• **What you need to do**
Return each line of the records below in which the string "JSON" turns up.

:::

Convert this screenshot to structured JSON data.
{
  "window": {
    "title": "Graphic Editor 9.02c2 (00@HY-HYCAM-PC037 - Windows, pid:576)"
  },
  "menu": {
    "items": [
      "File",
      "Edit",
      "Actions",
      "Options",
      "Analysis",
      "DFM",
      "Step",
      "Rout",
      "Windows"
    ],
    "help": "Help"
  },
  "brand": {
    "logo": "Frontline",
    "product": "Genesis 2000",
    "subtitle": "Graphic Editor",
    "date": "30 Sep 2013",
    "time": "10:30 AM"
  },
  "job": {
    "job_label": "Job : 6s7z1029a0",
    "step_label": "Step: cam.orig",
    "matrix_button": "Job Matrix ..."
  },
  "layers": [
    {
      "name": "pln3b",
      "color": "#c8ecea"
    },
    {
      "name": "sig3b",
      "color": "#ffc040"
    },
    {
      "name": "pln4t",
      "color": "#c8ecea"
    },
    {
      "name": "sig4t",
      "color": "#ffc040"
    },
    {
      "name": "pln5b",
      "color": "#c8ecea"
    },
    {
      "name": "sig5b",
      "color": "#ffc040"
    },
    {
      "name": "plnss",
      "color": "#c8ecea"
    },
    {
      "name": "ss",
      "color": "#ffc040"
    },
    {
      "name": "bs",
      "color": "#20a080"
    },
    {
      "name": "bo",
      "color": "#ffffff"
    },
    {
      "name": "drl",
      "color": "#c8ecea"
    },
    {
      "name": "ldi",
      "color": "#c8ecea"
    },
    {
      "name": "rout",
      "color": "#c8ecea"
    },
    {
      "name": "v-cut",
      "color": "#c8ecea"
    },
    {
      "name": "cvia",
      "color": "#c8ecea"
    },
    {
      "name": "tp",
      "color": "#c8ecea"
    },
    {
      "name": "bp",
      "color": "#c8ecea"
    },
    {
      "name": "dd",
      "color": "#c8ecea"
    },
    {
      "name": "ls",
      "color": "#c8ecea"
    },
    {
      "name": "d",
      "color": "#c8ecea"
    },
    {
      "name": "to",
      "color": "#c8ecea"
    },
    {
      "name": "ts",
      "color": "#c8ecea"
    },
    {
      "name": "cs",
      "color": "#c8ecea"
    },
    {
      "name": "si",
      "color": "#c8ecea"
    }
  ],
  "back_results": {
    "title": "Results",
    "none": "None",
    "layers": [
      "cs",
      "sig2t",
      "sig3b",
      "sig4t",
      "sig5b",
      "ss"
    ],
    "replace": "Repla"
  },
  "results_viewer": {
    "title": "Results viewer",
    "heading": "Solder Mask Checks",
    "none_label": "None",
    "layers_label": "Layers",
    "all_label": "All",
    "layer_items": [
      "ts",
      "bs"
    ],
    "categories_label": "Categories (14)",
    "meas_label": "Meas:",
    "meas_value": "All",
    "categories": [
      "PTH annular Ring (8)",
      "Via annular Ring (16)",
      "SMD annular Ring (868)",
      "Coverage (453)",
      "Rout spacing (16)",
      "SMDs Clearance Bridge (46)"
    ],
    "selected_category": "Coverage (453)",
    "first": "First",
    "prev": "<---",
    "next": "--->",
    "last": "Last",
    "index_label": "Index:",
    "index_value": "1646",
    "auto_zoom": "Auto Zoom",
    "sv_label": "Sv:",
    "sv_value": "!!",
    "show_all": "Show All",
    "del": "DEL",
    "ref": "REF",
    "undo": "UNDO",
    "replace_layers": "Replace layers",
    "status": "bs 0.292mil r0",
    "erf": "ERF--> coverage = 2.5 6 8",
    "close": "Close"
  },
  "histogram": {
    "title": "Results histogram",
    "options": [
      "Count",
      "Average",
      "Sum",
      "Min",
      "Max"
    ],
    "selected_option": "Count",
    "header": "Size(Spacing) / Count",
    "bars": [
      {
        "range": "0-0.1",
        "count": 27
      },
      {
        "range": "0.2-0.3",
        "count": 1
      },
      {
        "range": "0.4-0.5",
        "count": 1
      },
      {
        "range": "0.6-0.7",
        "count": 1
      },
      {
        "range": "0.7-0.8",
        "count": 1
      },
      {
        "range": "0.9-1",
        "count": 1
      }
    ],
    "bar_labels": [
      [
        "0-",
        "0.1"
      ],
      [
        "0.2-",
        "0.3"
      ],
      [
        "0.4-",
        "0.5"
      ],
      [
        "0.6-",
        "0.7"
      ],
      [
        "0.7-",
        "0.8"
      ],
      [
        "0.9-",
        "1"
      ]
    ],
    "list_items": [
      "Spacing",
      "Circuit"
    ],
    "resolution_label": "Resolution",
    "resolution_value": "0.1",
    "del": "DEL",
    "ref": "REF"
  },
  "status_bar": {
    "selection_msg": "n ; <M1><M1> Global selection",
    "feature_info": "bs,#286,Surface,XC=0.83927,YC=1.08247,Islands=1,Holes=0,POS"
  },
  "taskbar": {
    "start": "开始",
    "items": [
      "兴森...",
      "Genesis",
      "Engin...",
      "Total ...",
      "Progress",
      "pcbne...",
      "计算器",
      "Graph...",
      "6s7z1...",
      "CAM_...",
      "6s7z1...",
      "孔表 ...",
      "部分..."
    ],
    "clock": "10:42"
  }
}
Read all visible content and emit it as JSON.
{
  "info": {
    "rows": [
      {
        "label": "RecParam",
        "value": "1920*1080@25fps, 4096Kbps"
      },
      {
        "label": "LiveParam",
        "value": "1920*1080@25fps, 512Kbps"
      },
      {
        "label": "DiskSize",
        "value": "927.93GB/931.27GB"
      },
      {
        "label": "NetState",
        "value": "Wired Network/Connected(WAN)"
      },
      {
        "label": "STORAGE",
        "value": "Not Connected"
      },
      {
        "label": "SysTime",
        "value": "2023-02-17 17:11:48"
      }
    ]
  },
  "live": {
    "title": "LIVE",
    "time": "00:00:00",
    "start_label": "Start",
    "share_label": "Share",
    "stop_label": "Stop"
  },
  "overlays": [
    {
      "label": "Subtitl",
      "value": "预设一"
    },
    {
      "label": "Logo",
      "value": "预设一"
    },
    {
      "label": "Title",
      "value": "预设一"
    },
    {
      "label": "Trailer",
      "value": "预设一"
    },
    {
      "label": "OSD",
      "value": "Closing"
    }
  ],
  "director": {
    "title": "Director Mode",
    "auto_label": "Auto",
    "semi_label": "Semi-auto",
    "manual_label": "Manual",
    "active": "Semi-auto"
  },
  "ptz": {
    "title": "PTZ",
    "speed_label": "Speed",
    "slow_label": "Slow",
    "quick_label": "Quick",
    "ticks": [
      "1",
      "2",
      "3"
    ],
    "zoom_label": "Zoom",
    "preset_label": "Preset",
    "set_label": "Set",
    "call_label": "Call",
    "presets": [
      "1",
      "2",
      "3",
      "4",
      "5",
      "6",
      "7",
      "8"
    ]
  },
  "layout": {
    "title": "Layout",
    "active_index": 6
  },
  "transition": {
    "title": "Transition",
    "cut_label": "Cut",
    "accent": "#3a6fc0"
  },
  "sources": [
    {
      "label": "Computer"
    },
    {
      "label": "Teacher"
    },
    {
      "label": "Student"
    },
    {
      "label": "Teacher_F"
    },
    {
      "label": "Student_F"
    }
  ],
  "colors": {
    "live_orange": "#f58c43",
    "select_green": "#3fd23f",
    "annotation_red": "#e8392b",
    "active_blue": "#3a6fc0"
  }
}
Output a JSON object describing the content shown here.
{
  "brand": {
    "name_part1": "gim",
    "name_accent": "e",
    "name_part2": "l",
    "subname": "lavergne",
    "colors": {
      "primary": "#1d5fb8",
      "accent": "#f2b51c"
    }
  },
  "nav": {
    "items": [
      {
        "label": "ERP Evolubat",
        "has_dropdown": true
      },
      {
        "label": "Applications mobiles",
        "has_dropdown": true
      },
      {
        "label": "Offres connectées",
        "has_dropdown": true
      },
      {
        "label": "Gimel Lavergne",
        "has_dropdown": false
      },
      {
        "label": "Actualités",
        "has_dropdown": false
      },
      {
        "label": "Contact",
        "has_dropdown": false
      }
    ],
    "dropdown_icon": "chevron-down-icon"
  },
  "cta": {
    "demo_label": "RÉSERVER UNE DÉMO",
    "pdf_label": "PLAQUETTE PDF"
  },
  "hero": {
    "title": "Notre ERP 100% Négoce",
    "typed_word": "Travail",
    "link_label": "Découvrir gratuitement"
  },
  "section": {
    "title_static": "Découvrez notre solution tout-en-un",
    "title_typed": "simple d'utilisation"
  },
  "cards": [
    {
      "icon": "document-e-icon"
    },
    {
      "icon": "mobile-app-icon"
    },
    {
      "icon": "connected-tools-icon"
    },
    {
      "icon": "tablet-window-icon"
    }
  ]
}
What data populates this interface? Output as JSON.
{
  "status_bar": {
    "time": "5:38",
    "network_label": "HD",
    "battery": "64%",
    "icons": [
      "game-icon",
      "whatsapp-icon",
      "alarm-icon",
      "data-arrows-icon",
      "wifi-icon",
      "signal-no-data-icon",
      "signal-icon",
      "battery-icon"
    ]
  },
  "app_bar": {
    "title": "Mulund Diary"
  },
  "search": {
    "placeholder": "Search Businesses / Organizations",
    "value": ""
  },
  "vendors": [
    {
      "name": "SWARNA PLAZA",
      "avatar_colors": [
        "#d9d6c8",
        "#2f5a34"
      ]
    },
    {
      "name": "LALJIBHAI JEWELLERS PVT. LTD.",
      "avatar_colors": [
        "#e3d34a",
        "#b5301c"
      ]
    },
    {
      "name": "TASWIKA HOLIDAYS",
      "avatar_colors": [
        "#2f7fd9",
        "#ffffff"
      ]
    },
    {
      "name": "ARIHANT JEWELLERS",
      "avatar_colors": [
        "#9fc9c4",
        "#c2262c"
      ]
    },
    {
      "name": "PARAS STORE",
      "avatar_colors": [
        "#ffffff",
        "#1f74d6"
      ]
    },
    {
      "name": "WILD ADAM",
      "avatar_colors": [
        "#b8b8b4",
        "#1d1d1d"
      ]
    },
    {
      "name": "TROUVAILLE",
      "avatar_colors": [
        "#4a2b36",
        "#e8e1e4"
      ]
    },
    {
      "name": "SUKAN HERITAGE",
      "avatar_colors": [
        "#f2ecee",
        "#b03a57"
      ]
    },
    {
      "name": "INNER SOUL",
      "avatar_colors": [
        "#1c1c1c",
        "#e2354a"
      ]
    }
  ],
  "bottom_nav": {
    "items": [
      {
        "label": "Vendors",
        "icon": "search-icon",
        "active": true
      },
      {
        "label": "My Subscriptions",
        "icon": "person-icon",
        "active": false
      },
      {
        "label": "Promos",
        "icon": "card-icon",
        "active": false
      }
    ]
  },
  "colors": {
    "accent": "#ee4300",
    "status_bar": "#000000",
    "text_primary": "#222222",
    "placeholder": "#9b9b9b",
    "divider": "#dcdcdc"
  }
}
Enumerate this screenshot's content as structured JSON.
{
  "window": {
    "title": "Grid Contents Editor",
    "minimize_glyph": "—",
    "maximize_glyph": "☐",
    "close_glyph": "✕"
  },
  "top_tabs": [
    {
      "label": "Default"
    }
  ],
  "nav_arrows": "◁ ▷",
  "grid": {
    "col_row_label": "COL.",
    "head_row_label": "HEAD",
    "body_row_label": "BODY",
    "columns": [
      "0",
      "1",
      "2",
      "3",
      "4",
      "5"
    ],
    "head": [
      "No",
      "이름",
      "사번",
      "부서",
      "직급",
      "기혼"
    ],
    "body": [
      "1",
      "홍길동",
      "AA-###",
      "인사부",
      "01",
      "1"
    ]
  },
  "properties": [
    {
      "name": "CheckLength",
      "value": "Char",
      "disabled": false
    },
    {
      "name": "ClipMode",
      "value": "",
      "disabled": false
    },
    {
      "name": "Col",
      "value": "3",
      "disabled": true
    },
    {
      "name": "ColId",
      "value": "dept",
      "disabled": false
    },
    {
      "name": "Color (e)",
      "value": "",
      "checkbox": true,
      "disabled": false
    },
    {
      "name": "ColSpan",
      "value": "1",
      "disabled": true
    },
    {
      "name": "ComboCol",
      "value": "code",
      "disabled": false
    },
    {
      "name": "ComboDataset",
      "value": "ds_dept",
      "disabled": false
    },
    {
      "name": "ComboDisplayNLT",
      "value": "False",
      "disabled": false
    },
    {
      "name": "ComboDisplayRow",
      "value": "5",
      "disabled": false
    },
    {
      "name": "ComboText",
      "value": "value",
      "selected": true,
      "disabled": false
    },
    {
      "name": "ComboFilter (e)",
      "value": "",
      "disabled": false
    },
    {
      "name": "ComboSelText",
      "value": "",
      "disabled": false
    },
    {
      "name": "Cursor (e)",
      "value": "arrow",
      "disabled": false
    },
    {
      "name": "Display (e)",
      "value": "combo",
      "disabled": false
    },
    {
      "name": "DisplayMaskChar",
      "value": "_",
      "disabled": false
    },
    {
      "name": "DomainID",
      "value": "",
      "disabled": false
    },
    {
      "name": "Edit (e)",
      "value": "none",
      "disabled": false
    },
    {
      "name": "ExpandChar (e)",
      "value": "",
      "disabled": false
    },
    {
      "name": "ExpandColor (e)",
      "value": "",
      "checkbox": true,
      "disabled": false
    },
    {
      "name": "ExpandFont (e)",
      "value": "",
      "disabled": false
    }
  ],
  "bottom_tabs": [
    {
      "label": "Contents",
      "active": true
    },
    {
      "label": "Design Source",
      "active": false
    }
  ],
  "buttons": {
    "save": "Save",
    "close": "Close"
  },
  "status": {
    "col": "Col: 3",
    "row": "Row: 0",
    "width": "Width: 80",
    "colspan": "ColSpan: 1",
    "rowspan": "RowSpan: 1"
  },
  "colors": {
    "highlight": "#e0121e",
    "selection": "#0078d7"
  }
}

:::

• **Completed task**
Convert this screenshot to structured JSON data.
Read all visible content and emit it as JSON.
Output a JSON object describing the content shown here.
What data populates this interface? Output as JSON.
Enumerate this screenshot's content as structured JSON.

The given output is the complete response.